Discussions about so-called government death panels that decide how health care is rationed are important. How Americans spend their final year of life should be a matter for extensive public debate.
Just as citizens fund the lottery, they are going to fund universal health care. Americans must decide if it is better to spend what often amounts to hundreds of thousands, even millions, of dollars to prolong the lives of those who are dying or to spend lesser amounts to ensure their final days are spent comfortably and with dignity.
Unfortunately, you have to look far and wide to find a politician willing to entertain a debate on this or any other tough health-care issue. They will say anything to placate voters, but they won’t deliver the promised gratification.
Americans deserve an honest debate about the costs, both moral and financial, of universal health care. It will be expensive and somebody will have to pay for it, whether it is administered through government programs or private enterprise.
Zachary Hubbard is a freelance writer residing in Upper Yoder Township. He is a member of The Tribune-Democrat Reader Advisory Committee.
I’m a Judge Judy fan, and I watch her TV show often.
- Zachary Hubbard
Zachary Hubbard | Some actions defy explanation
Like a poorly delivered joke that leaves a comedian’s audience waiting for the punch line, there are scores of factors about American society that make me moan, “I don’t get it.” Sometimes it seems as if we Americans are losing our minds. I see evidence of this every day.
Zachary Hubbard | Obama should study Powell Doctrine
During his tenure as the chairman of the Joint Chiefs of Staff, Gen. Colin Powell elaborated on eight questions he believed should be considered before committing U.S. military forces to war.
Zachary Hubbard | EPA taking jobs, hope from coal country
I just returned from a visit to my birthplace in Harlan County, Kentucky, which lies in the southeast corner of the state.
Zachary Hubbard | Random thoughts on politics, our money
Lately, the news has contained more baloney than usual. Let’s start with Ukraine, where I left off last time.
Zachary Hubbard | Obama's diplomacy pickle: Crimea crisis
With all of the political pundits piling on about the current crisis in the Ukraine, I’m puzzled that I have yet to hear anyone seriously discuss Russia’s Near Abroad policy.
Zachary Hubbard | Federal contracting system broken, out of control
I’ve been feeling surly. It started several weeks ago when Congress passed legislation making large cuts in the annual cost-of-living pay adjustments for active and retired military personnel.
Zachary Hubbard | It was so cold ...
Late last night I got a phone call from a friend stationed at Minot Air Force Base in North Dakota.

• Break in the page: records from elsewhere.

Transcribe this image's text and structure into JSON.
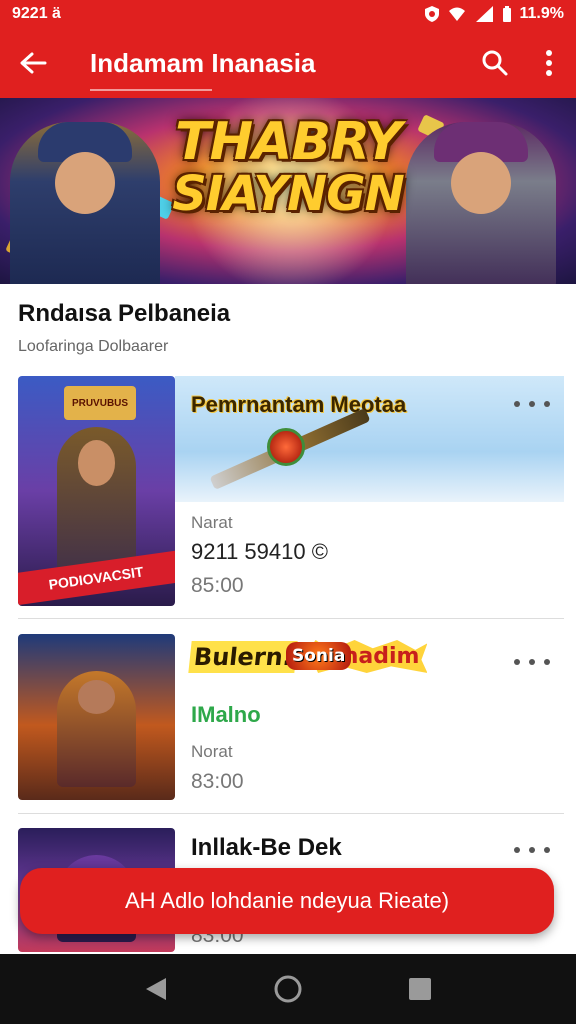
{
  "status_bar": {
    "time": "9221 ä",
    "battery": "11.9%"
  },
  "app_bar": {
    "title": "Indamam Inanasia",
    "back_icon": "arrow-left-icon",
    "search_icon": "search-icon",
    "menu_icon": "more-vert-icon"
  },
  "banner": {
    "logo_line1": "THABRY",
    "logo_line2": "SIAYNGN"
  },
  "section": {
    "heading": "Rndaısa Pelbaneia",
    "subheading": "Loofaringa Dolbaarer"
  },
  "cards": [
    {
      "thumb_badge": "PODIOVACSIT",
      "thumb_banner": "PRUVUBUS",
      "banner_title": "Pemrnantam Meotaa",
      "label": "Narat",
      "value": "9211 59410 ©",
      "price": "85:00"
    },
    {
      "badge1": "Bulern.",
      "badge2": "Yenadim",
      "badge3": "Sonia",
      "status": "IMalno",
      "label": "Norat",
      "price": "83:00"
    },
    {
      "title": "Inllak-Be Dek",
      "price": "83:00"
    }
  ],
  "fab": {
    "label": "AH Adlo lohdanie ndeyua Rieate)"
  },
  "colors": {
    "primary": "#e0201f",
    "accent_green": "#2ea84a"
  }
}
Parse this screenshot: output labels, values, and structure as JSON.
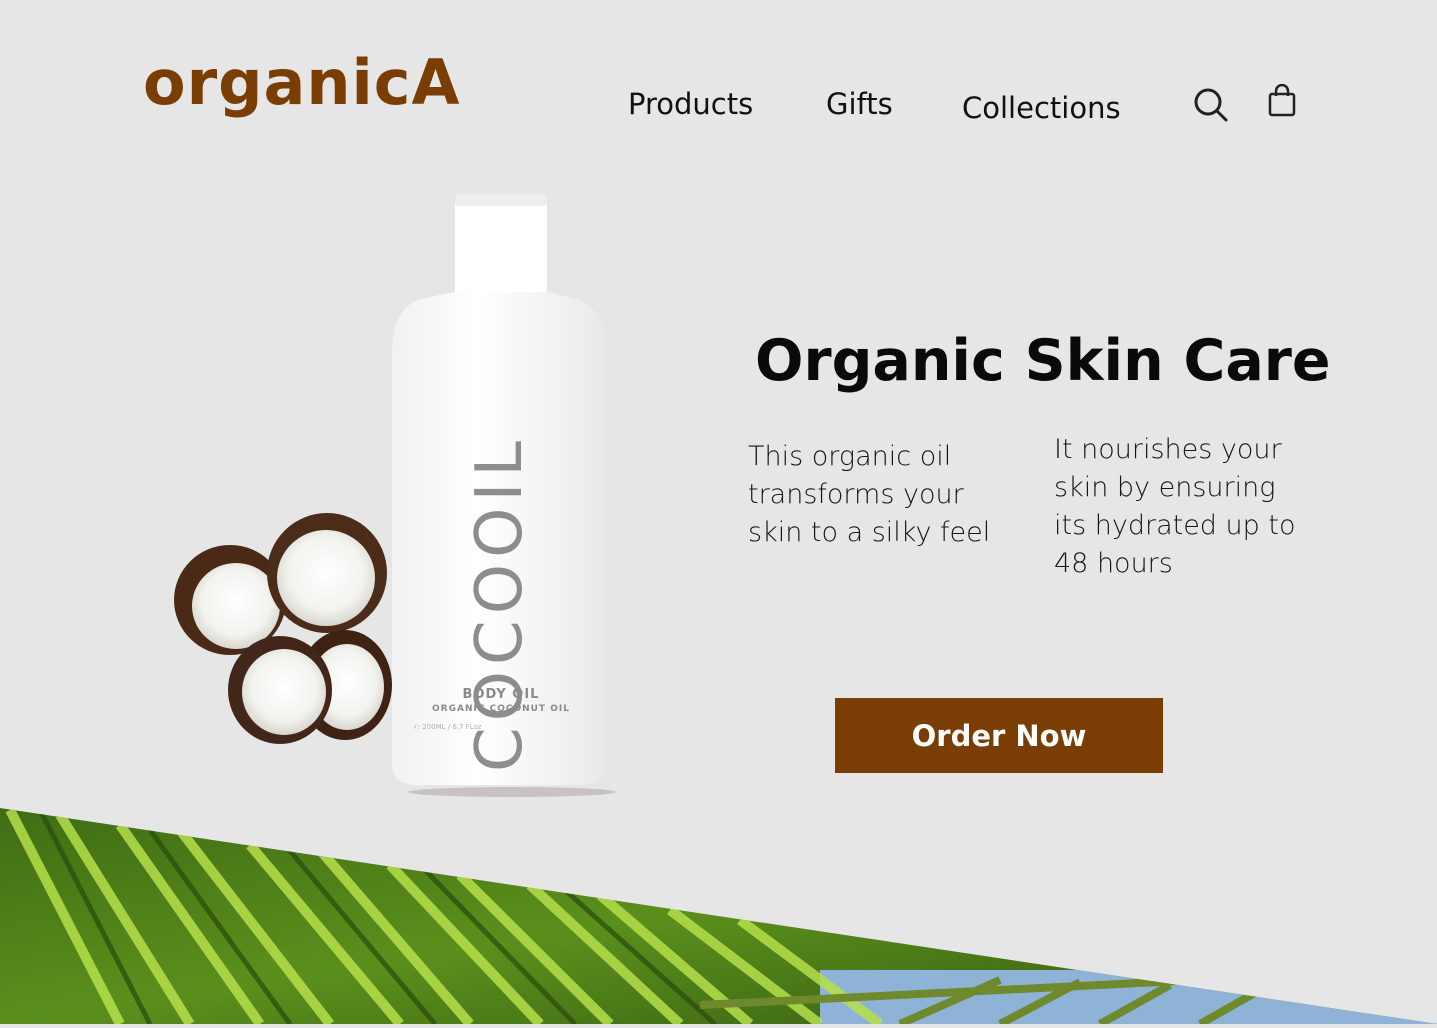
{
  "brand": {
    "logo_text": "organicA",
    "color": "#7a3e05"
  },
  "nav": {
    "items": [
      {
        "label": "Products"
      },
      {
        "label": "Gifts"
      },
      {
        "label": "Collections"
      }
    ],
    "icons": [
      "search-icon",
      "shopping-bag-icon"
    ]
  },
  "hero": {
    "title": "Organic Skin Care",
    "paragraph_left": "This organic oil transforms your skin to a silky feel",
    "paragraph_right": "It nourishes your skin by ensuring its hydrated up to 48 hours",
    "cta_label": "Order Now"
  },
  "product": {
    "brand_text": "COCOOIL",
    "type_text": "BODY OIL",
    "subtitle_text": "ORGANIC COCONUT OIL",
    "volume_text": "℮ 200ML / 6.7 FLoz"
  },
  "colors": {
    "background": "#e6e6e6",
    "accent": "#7a3e05",
    "text": "#111111"
  }
}
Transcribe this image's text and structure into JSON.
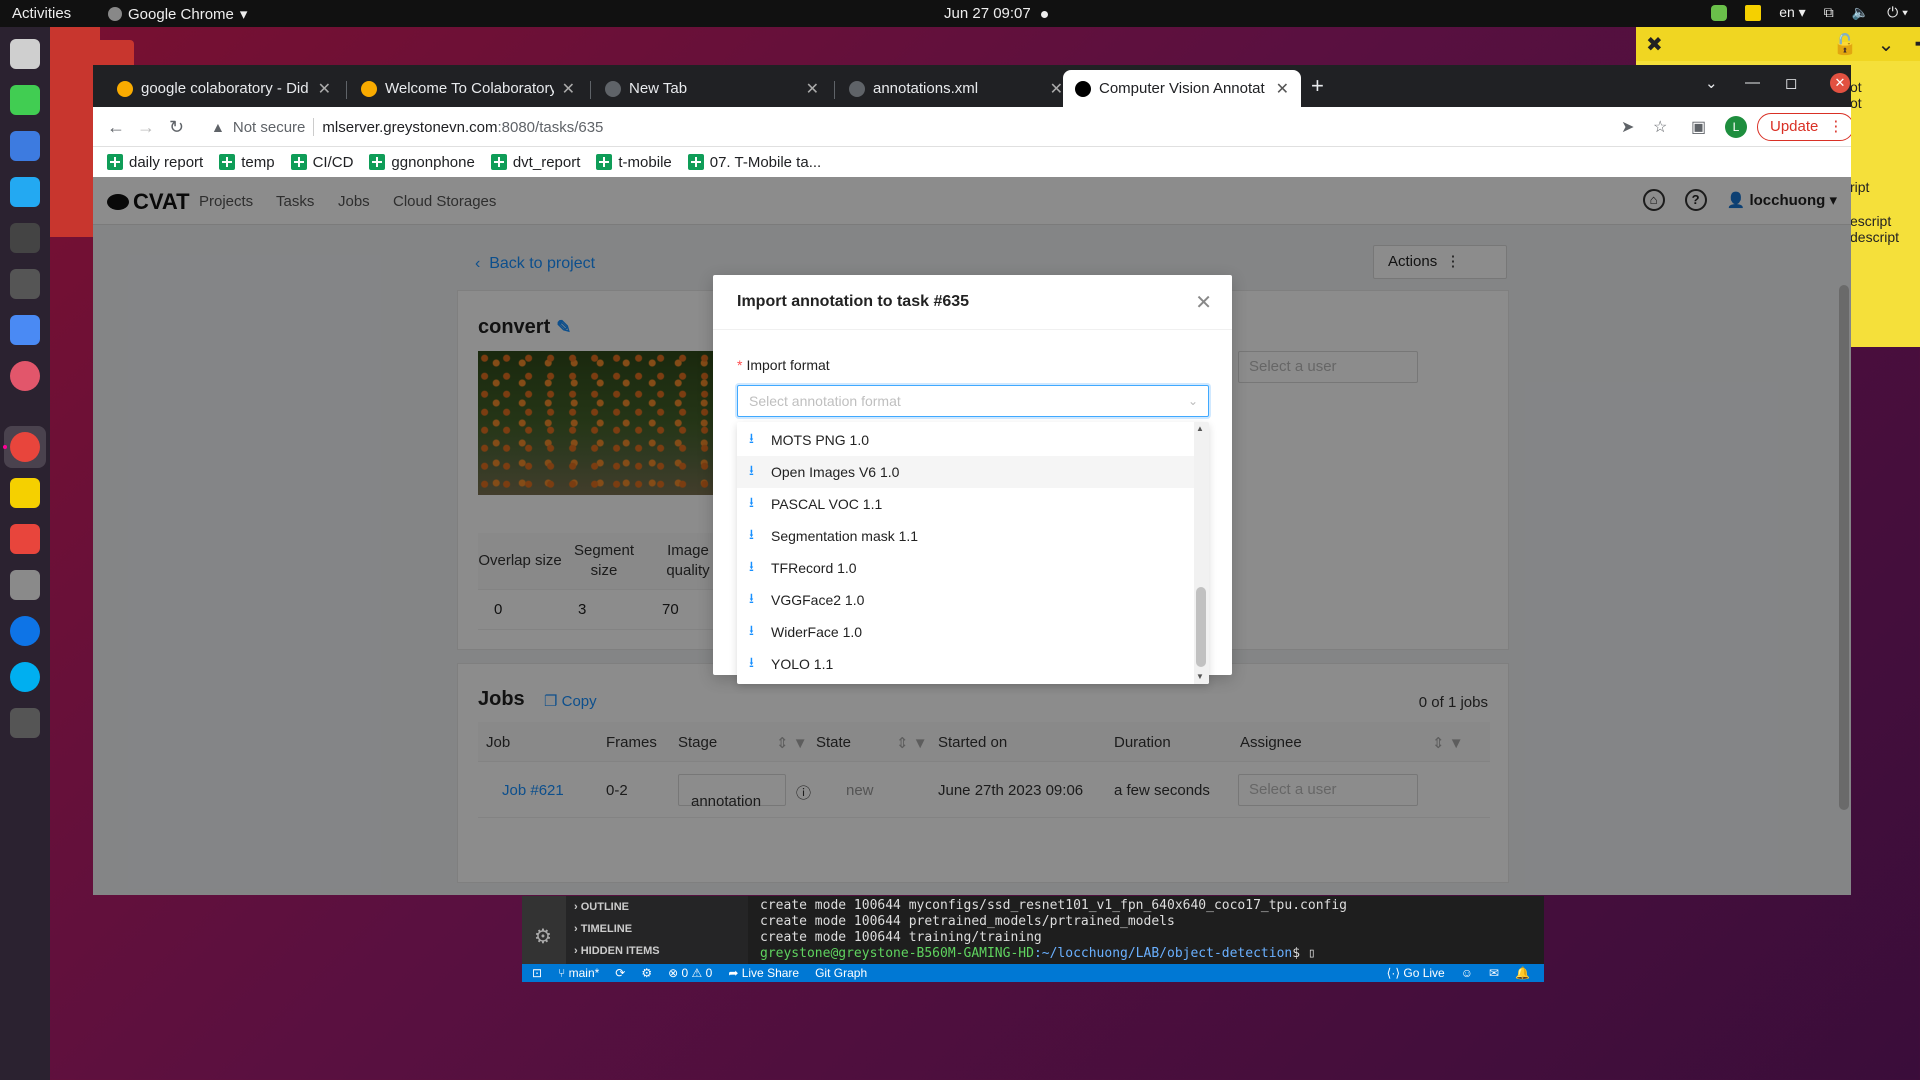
{
  "topbar": {
    "activities": "Activities",
    "app_name": "Google Chrome",
    "clock": "Jun 27  09:07",
    "lang": "en"
  },
  "tabs": [
    {
      "title": "google colaboratory - Did",
      "favicon_color": "#f9ab00"
    },
    {
      "title": "Welcome To Colaboratory",
      "favicon_color": "#f9ab00"
    },
    {
      "title": "New Tab",
      "favicon_color": "#5f6368"
    },
    {
      "title": "annotations.xml",
      "favicon_color": "#5f6368"
    },
    {
      "title": "Computer Vision Annotat",
      "favicon_color": "#000000"
    }
  ],
  "omnibar": {
    "security": "Not secure",
    "host": "mlserver.greystonevn.com",
    "path": ":8080/tasks/635",
    "profile_initial": "L",
    "update_label": "Update"
  },
  "bookmarks": [
    "daily report",
    "temp",
    "CI/CD",
    "ggnonphone",
    "dvt_report",
    "t-mobile",
    "07. T-Mobile ta..."
  ],
  "cvat": {
    "logo": "CVAT",
    "nav": [
      "Projects",
      "Tasks",
      "Jobs",
      "Cloud Storages"
    ],
    "user": "locchuong",
    "back_link": "Back to project",
    "actions_label": "Actions",
    "task_name": "convert",
    "assignee_placeholder": "Select a user",
    "params": {
      "headers": [
        "Overlap size",
        "Segment size",
        "Image quality"
      ],
      "values": [
        "0",
        "3",
        "70"
      ]
    },
    "jobs": {
      "title": "Jobs",
      "copy_label": "Copy",
      "count": "0 of 1 jobs",
      "columns": [
        "Job",
        "Frames",
        "Stage",
        "State",
        "Started on",
        "Duration",
        "Assignee"
      ],
      "row": {
        "job": "Job #621",
        "frames": "0-2",
        "stage": "annotation",
        "state": "new",
        "started": "June 27th 2023 09:06",
        "duration": "a few seconds",
        "assignee_placeholder": "Select a user"
      }
    }
  },
  "modal": {
    "title": "Import annotation to task #635",
    "field_label": "Import format",
    "select_placeholder": "Select annotation format",
    "options": [
      "MOTS PNG 1.0",
      "Open Images V6 1.0",
      "PASCAL VOC 1.1",
      "Segmentation mask 1.1",
      "TFRecord 1.0",
      "VGGFace2 1.0",
      "WiderFace 1.0",
      "YOLO 1.1"
    ],
    "hovered_option": "Open Images V6 1.0"
  },
  "vscode": {
    "panels": [
      "OUTLINE",
      "TIMELINE",
      "HIDDEN ITEMS"
    ],
    "terminal_lines": [
      "create mode 100644 myconfigs/ssd_resnet101_v1_fpn_640x640_coco17_tpu.config",
      "create mode 100644 pretrained_models/prtrained_models",
      "create mode 100644 training/training"
    ],
    "prompt_user": "greystone@greystone-B560M-GAMING-HD",
    "prompt_path": ":~/locchuong/LAB/object-detection",
    "prompt_end": "$",
    "status_branch": "main*",
    "status_errors": "0",
    "status_warnings": "0",
    "status_liveshare": "Live Share",
    "status_gitgraph": "Git Graph",
    "status_golive": "Go Live"
  },
  "yellow_note": {
    "lines": [
      "ot",
      "ot",
      "ript",
      "escript",
      "descript"
    ]
  }
}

He told me that since early morning, the snow had been coming down steadily.
Zachary Hubbard | Throwing veterans under the bus
Americans love honoring their military veterans. They cheer loudly for troops returning home from combat zones in far away countries; they hold veterans’ parades and decorate veterans’ graves; and they walk up to veterans and thank them for their service. Unfortunately, most of the honors end there.
Zachary Hubbard | Republican Party is in need of a facelift
Thirty-nine House Democrats facing re-election in 2014 recently jumped ship and sided with Republicans to vote for changes in the Patient Protection and Affordable Care Act, better known as Obamacare.
Zachary Hubbard | For military brats, Germany was a magical place
A long chapter in U.S. history is closing. The once behemoth U.S. military forces in Germany are slowly withdrawing. In April, the last Army tanks were shipped home, marking the first time in almost
70 years there were no American tanks on German soil. While most Americans would consider this a political development, for some of us, it’s quite personal.
- More Zachary Hubbard Headlines
- Zachary Hubbard | Some actions defy explanation